Pull every line that includes the word "openedv" out of the data below and copy it.

Website and app data records
┄┄┄┄┄┄┄┄┄┄┄┄┄┄┄┄┄┄┄┄

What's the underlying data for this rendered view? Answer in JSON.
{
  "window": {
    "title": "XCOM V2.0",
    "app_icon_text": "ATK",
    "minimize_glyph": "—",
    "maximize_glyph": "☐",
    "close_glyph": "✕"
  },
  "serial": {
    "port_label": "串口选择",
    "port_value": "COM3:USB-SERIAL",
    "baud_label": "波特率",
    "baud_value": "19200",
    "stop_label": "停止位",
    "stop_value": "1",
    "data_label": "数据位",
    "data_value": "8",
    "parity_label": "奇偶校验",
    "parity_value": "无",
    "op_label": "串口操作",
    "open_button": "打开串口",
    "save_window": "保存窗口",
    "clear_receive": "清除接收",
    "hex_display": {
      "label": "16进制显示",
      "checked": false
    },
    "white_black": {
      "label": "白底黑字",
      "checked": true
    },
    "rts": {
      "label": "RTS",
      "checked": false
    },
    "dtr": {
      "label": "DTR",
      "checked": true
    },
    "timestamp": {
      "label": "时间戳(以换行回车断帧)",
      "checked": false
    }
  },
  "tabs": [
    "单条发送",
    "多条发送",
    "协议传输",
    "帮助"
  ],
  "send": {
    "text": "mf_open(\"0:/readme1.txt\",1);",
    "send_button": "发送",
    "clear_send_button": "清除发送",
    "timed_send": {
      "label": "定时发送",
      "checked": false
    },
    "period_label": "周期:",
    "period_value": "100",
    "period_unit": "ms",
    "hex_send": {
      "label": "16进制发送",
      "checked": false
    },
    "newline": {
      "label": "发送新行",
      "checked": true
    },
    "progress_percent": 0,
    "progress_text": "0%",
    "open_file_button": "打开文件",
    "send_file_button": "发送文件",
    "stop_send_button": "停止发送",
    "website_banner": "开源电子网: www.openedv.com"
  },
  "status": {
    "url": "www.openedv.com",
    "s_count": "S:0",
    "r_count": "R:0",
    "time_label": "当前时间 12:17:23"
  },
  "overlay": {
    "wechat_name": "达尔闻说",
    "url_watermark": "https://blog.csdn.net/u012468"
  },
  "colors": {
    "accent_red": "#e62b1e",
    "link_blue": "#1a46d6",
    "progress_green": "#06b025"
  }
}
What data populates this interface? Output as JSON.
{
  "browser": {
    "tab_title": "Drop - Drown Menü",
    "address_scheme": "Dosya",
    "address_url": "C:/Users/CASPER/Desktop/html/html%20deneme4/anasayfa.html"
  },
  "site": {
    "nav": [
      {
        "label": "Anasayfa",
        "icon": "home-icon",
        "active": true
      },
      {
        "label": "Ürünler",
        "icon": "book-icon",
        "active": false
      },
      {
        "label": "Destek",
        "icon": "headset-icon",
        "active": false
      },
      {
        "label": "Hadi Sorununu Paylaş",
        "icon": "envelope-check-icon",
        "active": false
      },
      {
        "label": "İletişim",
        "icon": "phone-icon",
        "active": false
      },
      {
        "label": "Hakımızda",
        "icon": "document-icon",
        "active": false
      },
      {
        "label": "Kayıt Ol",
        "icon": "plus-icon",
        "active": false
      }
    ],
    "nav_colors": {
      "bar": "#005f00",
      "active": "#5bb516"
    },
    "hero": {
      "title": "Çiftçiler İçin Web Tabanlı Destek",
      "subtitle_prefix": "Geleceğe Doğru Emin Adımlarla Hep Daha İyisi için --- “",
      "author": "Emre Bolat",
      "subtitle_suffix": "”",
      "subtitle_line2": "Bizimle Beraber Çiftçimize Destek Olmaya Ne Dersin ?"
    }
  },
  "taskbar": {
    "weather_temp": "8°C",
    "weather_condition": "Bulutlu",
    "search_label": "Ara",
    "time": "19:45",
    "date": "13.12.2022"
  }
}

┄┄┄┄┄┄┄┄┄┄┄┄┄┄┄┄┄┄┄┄

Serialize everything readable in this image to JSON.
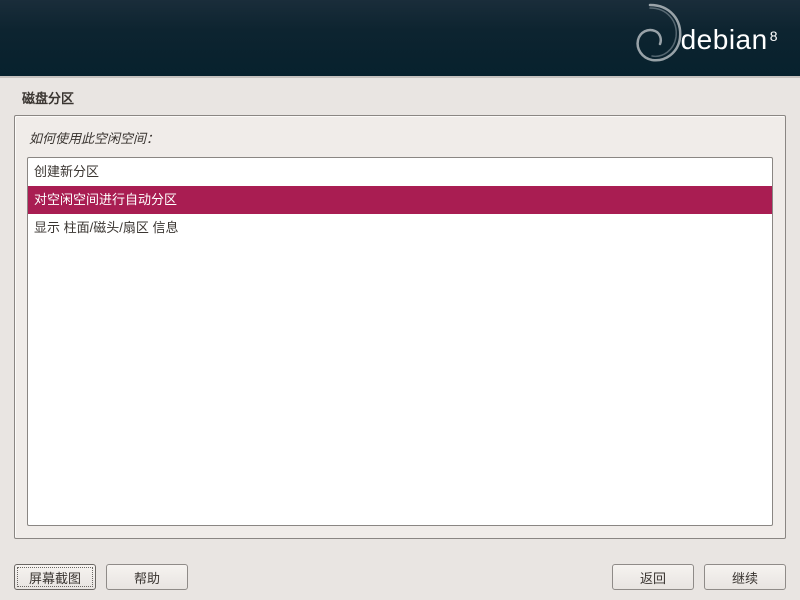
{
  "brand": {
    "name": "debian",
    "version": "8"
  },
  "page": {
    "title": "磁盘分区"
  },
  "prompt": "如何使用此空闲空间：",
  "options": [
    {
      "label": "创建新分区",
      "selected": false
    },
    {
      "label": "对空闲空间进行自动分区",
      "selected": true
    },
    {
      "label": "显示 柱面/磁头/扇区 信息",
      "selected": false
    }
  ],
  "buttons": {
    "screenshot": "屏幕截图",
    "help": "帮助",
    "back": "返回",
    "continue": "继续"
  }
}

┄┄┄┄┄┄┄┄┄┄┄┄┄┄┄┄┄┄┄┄

> [TASK OUTPUT]:
    "website_banner": "开源电子网: www.openedv.com"
    "url": "www.openedv.com",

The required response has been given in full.